## Brief
Could you restate every entry word for word, minus the pictures?
%%
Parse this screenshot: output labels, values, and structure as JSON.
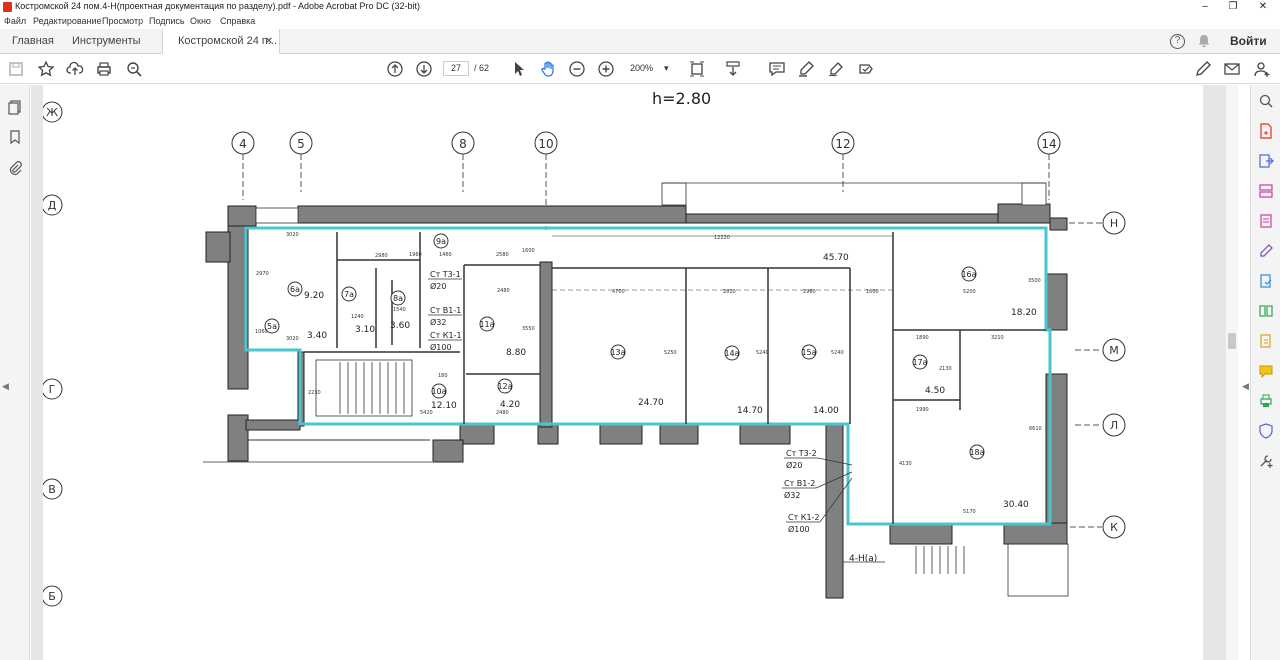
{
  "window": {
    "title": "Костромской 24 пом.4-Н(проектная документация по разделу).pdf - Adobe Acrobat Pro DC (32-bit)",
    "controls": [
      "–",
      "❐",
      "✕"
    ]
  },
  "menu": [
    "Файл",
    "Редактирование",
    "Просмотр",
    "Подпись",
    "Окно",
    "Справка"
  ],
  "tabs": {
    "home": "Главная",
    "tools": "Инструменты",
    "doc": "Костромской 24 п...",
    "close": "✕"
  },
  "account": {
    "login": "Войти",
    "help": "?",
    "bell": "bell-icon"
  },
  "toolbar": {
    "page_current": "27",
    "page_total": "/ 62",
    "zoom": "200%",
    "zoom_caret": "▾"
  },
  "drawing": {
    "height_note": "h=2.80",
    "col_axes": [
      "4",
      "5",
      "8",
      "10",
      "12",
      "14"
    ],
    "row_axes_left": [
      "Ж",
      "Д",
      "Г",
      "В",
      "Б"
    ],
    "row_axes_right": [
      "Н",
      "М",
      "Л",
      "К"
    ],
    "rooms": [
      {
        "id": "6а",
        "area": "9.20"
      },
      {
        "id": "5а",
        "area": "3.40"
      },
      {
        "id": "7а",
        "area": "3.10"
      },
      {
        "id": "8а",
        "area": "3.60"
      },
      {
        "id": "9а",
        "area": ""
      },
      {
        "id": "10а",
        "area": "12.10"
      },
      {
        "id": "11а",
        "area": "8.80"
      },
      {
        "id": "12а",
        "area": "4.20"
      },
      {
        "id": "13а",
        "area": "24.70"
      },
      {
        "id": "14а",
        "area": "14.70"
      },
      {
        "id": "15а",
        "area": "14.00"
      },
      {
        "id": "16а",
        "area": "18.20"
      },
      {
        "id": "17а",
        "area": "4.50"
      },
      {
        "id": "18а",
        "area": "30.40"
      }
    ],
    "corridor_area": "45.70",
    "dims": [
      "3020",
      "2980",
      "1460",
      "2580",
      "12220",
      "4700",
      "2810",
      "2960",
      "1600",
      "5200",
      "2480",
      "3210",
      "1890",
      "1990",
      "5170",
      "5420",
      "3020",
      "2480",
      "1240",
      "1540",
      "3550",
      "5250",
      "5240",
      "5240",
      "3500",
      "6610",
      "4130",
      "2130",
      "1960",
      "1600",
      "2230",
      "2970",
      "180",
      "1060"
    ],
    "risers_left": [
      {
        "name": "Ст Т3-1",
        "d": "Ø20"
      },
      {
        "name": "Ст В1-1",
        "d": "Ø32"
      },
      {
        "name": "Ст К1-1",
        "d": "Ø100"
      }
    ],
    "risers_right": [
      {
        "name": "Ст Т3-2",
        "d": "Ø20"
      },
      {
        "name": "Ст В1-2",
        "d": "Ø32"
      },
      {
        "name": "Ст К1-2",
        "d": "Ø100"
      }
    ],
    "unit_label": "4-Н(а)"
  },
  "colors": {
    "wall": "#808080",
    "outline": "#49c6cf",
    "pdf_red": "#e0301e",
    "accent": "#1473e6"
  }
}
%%
## Output for this exercise
Parse this screenshot: output labels, values, and structure as JSON.
{
  "window": {
    "title": "Костромской 24 пом.4-Н(проектная документация по разделу).pdf - Adobe Acrobat Pro DC (32-bit)",
    "controls": [
      "–",
      "❐",
      "✕"
    ]
  },
  "menu": [
    "Файл",
    "Редактирование",
    "Просмотр",
    "Подпись",
    "Окно",
    "Справка"
  ],
  "tabs": {
    "home": "Главная",
    "tools": "Инструменты",
    "doc": "Костромской 24 п...",
    "close": "✕"
  },
  "account": {
    "login": "Войти",
    "help": "?",
    "bell": "bell-icon"
  },
  "toolbar": {
    "page_current": "27",
    "page_total": "/ 62",
    "zoom": "200%",
    "zoom_caret": "▾"
  },
  "drawing": {
    "height_note": "h=2.80",
    "col_axes": [
      "4",
      "5",
      "8",
      "10",
      "12",
      "14"
    ],
    "row_axes_left": [
      "Ж",
      "Д",
      "Г",
      "В",
      "Б"
    ],
    "row_axes_right": [
      "Н",
      "М",
      "Л",
      "К"
    ],
    "rooms": [
      {
        "id": "6а",
        "area": "9.20"
      },
      {
        "id": "5а",
        "area": "3.40"
      },
      {
        "id": "7а",
        "area": "3.10"
      },
      {
        "id": "8а",
        "area": "3.60"
      },
      {
        "id": "9а",
        "area": ""
      },
      {
        "id": "10а",
        "area": "12.10"
      },
      {
        "id": "11а",
        "area": "8.80"
      },
      {
        "id": "12а",
        "area": "4.20"
      },
      {
        "id": "13а",
        "area": "24.70"
      },
      {
        "id": "14а",
        "area": "14.70"
      },
      {
        "id": "15а",
        "area": "14.00"
      },
      {
        "id": "16а",
        "area": "18.20"
      },
      {
        "id": "17а",
        "area": "4.50"
      },
      {
        "id": "18а",
        "area": "30.40"
      }
    ],
    "corridor_area": "45.70",
    "dims": [
      "3020",
      "2980",
      "1460",
      "2580",
      "12220",
      "4700",
      "2810",
      "2960",
      "1600",
      "5200",
      "2480",
      "3210",
      "1890",
      "1990",
      "5170",
      "5420",
      "3020",
      "2480",
      "1240",
      "1540",
      "3550",
      "5250",
      "5240",
      "5240",
      "3500",
      "6610",
      "4130",
      "2130",
      "1960",
      "1600",
      "2230",
      "2970",
      "180",
      "1060"
    ],
    "risers_left": [
      {
        "name": "Ст Т3-1",
        "d": "Ø20"
      },
      {
        "name": "Ст В1-1",
        "d": "Ø32"
      },
      {
        "name": "Ст К1-1",
        "d": "Ø100"
      }
    ],
    "risers_right": [
      {
        "name": "Ст Т3-2",
        "d": "Ø20"
      },
      {
        "name": "Ст В1-2",
        "d": "Ø32"
      },
      {
        "name": "Ст К1-2",
        "d": "Ø100"
      }
    ],
    "unit_label": "4-Н(а)"
  },
  "colors": {
    "wall": "#808080",
    "outline": "#49c6cf",
    "pdf_red": "#e0301e",
    "accent": "#1473e6"
  }
}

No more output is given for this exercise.